IDC-10 (International Classification of Diseases) research based concepts updated by international committees on behalf of WHO. Section on Mental and Behavioural Disorders and divided into 9 groups.
DSM-IV (Diagnostic and Statistical Manual) compiled by the American Psychiatric Assoc. Numerous revisions over short period of time – created debate and controversy
Thus, according to Casey & Long (2003)
‘psychiatric diagnoses are not objective, scientific renderings of truth, but constructions of life experiences inextricably linked to the social and political context’
‘…we should never forget how the bestowal of a psychiatric label can so usurp the person’s sense of identity that all subsequent distress (relapse) is reconstituted as a function of that diagnosis’
Barker et al (1999)
‘prior to developing schizophrenia, the workings of my mind had been unquestioned. Suddenly I was being told that I could not always trust my own thoughts and senses….Self had become a traitor and was working against my own good’
‘not having a label, I think that’s the real problem’ (Peters et al. 1998)
‘on a positive note, at least when I did learn of my diagnosis I was able to begin coming to terms with my illness…I discovered a common identity and a camaraderie’ (McIntosh, 1996)
Pregnant mentally ill women may also stop taking their psychiatric medication- ‘the moment that blue line appears they stop smoking, they stop drinking, they stop eating soft cheese and they stop taking their medicine. This is very dangerous for women with serious mental disorders’
(Dr Margaret Oates, 2002, RCP meeting to discuss findings of the fifth report of the Confidential Enquiry into Maternal Deaths in the UK 1997-1999).
For discussion of use of Lithium during pregnancy see Young, K. (2004) Manic Depression and Pregnancy, The Practising Midwife, 7, 7:15-18.
‘sharing our stories finally gave us the courage to believe that we are not mad: we are angry…our distress and anger is often a reasonable and comprehensible response to real life situations which have robbed us of our power and taught us helplessness’
‘I think the best professionals involved in my care have walked alongside me, opening themselves to the mystery that is schizophrenia’

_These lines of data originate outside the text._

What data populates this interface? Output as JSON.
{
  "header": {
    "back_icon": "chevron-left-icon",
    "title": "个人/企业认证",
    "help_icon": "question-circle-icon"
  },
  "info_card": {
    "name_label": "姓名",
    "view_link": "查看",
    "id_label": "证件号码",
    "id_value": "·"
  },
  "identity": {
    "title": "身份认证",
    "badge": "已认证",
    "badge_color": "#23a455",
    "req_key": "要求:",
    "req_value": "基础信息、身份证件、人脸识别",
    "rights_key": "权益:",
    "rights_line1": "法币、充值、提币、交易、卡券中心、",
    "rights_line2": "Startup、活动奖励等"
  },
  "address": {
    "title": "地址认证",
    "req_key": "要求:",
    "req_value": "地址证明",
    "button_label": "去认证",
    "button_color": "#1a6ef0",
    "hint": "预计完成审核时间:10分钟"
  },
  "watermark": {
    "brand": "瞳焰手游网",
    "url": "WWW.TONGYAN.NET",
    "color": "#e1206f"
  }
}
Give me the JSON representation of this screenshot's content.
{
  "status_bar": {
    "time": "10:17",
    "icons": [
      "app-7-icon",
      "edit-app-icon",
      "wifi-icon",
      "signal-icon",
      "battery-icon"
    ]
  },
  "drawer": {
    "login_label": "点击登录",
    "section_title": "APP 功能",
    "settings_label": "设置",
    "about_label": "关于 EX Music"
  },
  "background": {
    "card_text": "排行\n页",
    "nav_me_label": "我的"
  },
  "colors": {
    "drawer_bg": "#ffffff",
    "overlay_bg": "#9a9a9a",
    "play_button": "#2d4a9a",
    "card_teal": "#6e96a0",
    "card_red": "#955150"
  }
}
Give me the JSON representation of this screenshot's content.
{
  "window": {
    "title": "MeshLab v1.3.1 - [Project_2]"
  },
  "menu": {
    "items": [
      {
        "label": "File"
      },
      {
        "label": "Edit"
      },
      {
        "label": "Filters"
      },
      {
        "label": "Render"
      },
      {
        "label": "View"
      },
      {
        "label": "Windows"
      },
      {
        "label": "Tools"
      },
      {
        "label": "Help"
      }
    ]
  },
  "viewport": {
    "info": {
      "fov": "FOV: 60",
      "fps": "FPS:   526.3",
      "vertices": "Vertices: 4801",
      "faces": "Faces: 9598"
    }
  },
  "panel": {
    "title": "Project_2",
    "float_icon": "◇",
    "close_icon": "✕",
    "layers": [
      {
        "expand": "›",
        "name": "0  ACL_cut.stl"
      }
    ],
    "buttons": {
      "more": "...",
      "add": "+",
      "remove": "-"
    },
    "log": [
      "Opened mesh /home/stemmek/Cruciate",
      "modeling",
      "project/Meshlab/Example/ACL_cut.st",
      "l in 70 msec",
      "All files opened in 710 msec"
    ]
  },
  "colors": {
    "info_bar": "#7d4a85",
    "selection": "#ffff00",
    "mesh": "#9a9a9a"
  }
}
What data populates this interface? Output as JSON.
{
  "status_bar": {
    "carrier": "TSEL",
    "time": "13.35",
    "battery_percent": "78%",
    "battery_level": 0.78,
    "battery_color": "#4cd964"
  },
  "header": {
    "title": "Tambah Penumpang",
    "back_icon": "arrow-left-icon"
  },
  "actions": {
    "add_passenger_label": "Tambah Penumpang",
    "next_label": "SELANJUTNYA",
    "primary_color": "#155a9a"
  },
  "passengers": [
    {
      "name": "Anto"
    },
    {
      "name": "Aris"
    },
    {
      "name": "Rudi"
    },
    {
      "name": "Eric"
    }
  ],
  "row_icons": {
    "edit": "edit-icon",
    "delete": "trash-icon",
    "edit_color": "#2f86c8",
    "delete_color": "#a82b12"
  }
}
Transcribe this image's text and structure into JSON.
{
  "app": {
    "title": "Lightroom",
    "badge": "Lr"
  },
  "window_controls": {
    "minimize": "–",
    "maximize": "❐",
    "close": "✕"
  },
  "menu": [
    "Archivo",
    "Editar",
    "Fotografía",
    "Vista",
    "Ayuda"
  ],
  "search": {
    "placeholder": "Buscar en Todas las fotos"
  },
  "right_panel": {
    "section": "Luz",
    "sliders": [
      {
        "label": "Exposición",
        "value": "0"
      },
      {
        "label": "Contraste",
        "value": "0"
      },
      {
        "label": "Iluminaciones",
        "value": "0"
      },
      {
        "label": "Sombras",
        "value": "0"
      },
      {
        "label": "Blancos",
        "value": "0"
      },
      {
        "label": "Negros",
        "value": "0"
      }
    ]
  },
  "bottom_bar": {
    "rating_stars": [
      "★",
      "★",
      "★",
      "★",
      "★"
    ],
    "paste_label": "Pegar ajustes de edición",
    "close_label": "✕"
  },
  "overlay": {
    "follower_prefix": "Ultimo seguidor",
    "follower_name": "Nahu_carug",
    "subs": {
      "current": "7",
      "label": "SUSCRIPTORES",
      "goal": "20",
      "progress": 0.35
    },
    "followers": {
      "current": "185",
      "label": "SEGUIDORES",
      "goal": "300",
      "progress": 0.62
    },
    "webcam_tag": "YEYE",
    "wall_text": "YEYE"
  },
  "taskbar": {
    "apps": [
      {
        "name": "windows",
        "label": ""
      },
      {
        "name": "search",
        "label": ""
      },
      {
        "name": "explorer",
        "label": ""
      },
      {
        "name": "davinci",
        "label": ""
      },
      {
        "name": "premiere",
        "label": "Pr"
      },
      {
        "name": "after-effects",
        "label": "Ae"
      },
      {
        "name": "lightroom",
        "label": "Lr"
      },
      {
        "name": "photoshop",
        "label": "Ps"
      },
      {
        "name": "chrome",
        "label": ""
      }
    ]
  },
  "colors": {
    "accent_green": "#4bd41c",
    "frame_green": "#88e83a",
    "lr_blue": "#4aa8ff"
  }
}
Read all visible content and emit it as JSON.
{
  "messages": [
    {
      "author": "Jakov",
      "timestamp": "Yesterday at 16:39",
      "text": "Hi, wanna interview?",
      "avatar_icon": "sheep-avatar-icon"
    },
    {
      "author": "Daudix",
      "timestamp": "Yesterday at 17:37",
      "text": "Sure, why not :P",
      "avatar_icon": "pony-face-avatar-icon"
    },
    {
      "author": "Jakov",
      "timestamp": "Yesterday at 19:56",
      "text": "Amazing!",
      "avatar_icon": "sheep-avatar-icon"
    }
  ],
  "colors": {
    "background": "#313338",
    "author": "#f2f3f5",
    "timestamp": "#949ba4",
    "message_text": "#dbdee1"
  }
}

Babiker, G. & Arnold, L. (1997) The Language of Injury: Comprehending Self-Mutilation. Leicester: BPS.
Barker, P. et al (1999) From the Ashes of Experience: Reflections on Madness, Survival and Growth. London: Whurr.
Busfield, J. (1996) Men, Women and Madness: Understanding Gender and Mental Disorder. Basingstoke: Macmillan.
Casey, B. & Long, A. (2003) Meanings of Madness, Journal of Psychiatric and Mental Health Nursing, 10:89-99.
Horsfall, J. (2001) Gender and Mental Illness, Issues in Mental Health Nursing, 22:421-438.
Nehls, N. (1998) Borderline Personality Disorder, Issues in Mental Health Nursing 19:97-112
Perkins, R. & Repper, J. (1998) Dilemmas in Community Mental Health Practice. Abingdon: Radcliffe Medical Press.
Price, S. (2004) Midwifery Care and Mental Health, The Practising Midwife, 7,7:12-14.
Showalter, E. (1987) The Female Malady: Women, Madness and English Culture. London: Virago.
Ussher, J. (1991) Women’s Madness: Misogyny or Mental Illness? London: Harvester Wheatsheaf.